*** Entries provided Section Begins ***

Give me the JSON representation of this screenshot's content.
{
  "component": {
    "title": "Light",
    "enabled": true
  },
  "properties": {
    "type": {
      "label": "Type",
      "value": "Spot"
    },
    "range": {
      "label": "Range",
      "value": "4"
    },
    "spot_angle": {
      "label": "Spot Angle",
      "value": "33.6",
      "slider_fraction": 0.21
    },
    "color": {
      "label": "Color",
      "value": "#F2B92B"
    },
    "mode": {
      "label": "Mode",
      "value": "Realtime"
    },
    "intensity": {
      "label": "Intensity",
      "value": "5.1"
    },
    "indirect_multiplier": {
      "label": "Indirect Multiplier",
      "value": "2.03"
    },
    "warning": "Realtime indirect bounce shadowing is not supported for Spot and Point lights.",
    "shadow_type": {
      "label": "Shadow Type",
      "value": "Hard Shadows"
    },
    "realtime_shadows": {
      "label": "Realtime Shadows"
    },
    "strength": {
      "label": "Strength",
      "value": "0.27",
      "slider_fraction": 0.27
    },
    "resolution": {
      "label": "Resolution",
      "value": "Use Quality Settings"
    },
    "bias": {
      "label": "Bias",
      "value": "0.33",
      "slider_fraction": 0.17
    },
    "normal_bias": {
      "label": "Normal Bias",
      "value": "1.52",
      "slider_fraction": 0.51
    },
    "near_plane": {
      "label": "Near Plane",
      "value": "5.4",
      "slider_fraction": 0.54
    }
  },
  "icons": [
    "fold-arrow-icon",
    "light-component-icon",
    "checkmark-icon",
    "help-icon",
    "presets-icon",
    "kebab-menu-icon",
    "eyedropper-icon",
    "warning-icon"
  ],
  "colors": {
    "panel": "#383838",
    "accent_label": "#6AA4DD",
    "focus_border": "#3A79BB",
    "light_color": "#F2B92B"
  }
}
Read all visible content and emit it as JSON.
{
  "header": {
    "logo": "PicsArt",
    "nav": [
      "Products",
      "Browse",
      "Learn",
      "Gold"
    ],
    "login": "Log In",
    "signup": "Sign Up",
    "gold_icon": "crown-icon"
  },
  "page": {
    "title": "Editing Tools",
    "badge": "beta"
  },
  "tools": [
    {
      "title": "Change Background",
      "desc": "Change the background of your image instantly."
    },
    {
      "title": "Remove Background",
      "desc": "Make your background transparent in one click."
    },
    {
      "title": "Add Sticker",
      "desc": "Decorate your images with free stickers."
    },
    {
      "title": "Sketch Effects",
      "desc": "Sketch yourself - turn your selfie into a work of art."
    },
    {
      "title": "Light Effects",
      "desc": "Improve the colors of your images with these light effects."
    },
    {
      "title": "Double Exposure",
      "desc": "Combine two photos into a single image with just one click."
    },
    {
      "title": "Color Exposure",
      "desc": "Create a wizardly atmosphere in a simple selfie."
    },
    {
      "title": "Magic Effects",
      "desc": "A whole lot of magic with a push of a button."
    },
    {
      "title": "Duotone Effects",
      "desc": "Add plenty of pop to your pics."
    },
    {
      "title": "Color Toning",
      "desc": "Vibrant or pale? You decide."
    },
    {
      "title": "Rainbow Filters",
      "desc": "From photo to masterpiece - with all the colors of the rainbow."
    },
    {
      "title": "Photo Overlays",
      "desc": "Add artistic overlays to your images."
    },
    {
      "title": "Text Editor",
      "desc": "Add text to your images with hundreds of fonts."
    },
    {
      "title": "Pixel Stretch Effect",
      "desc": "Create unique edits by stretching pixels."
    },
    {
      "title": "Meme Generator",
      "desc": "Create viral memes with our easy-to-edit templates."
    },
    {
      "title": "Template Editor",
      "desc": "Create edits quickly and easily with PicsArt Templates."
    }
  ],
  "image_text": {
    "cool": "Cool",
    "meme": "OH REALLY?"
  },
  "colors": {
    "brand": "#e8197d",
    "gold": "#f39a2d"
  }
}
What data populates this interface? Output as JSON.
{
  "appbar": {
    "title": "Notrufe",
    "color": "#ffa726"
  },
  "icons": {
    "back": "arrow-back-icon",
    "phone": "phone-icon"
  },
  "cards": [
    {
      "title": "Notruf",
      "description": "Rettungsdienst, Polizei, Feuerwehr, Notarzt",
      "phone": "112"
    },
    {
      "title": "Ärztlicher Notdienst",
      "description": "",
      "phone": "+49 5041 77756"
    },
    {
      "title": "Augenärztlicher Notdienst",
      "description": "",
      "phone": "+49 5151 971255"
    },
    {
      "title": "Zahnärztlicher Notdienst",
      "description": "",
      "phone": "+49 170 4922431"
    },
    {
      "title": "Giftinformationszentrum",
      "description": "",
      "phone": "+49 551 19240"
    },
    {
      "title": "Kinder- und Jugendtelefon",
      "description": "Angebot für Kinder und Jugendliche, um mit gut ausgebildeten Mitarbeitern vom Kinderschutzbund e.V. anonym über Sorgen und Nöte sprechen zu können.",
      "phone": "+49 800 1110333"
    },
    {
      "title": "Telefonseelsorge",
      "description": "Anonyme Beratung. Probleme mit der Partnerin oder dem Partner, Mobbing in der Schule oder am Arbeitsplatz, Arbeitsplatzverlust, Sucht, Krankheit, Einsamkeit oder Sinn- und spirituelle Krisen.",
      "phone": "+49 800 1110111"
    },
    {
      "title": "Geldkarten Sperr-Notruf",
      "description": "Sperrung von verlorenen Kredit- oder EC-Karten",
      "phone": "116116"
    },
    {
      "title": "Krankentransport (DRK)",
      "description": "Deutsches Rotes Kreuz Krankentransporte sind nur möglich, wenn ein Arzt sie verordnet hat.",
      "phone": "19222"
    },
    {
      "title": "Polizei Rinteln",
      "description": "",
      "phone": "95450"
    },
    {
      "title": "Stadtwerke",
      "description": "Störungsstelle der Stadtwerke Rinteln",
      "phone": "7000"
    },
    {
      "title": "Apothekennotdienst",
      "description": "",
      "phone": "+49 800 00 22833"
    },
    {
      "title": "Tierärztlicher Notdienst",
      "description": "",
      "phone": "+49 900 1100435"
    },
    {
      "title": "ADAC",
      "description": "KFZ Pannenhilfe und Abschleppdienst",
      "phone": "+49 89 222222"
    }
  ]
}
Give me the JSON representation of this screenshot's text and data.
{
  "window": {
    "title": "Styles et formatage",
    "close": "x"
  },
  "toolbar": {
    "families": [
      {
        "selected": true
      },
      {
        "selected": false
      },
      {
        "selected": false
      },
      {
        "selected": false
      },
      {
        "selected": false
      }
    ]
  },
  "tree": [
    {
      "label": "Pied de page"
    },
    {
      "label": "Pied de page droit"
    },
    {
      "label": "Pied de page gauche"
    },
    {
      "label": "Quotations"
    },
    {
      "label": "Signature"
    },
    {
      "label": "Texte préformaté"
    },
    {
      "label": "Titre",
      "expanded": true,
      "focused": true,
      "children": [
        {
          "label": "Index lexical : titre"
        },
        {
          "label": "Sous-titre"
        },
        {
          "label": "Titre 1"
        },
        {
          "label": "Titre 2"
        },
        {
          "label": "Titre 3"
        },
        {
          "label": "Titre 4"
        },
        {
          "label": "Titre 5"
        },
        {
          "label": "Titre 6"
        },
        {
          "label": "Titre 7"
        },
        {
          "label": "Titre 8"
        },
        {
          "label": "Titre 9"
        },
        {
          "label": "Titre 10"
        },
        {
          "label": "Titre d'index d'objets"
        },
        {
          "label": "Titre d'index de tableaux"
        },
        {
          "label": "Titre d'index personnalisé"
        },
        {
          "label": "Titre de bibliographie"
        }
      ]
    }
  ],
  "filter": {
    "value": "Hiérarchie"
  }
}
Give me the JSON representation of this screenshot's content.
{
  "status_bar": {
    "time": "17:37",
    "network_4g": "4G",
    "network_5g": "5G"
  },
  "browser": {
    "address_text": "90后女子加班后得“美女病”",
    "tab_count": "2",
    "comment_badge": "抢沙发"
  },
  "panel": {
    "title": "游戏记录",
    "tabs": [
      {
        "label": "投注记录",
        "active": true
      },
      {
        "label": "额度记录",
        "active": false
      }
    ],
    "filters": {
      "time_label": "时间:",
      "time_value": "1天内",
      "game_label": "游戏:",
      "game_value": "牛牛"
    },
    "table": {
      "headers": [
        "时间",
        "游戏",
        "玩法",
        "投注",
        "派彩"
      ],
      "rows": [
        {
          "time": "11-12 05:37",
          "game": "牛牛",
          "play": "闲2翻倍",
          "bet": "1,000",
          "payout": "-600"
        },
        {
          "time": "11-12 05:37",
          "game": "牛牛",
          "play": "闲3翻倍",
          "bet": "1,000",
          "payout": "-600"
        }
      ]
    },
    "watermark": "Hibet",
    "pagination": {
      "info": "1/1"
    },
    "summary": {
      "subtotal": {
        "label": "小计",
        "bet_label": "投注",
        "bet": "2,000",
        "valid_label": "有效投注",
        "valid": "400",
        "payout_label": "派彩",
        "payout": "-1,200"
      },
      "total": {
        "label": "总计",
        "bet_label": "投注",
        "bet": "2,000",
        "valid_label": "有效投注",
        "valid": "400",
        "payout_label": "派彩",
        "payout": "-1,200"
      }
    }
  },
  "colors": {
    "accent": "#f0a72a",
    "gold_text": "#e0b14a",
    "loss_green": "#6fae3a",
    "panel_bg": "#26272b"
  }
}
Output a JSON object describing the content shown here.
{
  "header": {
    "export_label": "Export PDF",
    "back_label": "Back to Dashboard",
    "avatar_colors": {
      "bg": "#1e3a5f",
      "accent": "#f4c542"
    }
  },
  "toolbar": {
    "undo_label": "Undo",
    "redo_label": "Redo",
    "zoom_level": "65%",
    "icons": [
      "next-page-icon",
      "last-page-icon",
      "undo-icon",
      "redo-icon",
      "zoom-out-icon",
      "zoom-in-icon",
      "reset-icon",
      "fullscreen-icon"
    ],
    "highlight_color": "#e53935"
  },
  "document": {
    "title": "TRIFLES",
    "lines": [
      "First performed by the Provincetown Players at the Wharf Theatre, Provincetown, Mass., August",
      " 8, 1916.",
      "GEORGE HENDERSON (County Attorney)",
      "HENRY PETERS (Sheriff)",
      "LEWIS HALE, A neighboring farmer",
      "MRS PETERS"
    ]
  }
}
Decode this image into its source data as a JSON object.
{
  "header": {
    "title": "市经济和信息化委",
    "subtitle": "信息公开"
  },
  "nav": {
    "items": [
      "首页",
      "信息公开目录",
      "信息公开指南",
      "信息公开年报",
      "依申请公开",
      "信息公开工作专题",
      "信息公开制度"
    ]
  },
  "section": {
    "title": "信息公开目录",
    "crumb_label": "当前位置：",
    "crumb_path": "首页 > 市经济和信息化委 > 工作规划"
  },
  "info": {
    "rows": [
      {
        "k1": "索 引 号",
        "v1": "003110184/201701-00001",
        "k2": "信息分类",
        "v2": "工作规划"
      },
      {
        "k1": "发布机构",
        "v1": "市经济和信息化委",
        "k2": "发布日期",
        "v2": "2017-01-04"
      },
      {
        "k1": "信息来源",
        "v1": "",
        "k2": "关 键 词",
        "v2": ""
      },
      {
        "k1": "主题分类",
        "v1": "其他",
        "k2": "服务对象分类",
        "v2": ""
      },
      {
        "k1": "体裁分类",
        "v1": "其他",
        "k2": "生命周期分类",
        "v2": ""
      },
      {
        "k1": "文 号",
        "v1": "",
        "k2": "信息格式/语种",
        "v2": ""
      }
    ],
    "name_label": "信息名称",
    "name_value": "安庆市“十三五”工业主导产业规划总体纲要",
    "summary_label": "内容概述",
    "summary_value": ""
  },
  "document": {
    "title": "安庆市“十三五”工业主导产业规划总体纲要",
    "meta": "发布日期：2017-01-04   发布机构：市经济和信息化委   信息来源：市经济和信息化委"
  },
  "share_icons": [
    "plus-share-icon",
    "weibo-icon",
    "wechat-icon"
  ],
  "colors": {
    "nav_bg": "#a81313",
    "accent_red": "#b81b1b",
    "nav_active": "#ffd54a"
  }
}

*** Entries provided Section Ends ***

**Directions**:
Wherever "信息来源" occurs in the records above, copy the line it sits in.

**Output for this task**:
        "k1": "信息来源",
    "meta": "发布日期：2017-01-04   发布机构：市经济和信息化委   信息来源：市经济和信息化委"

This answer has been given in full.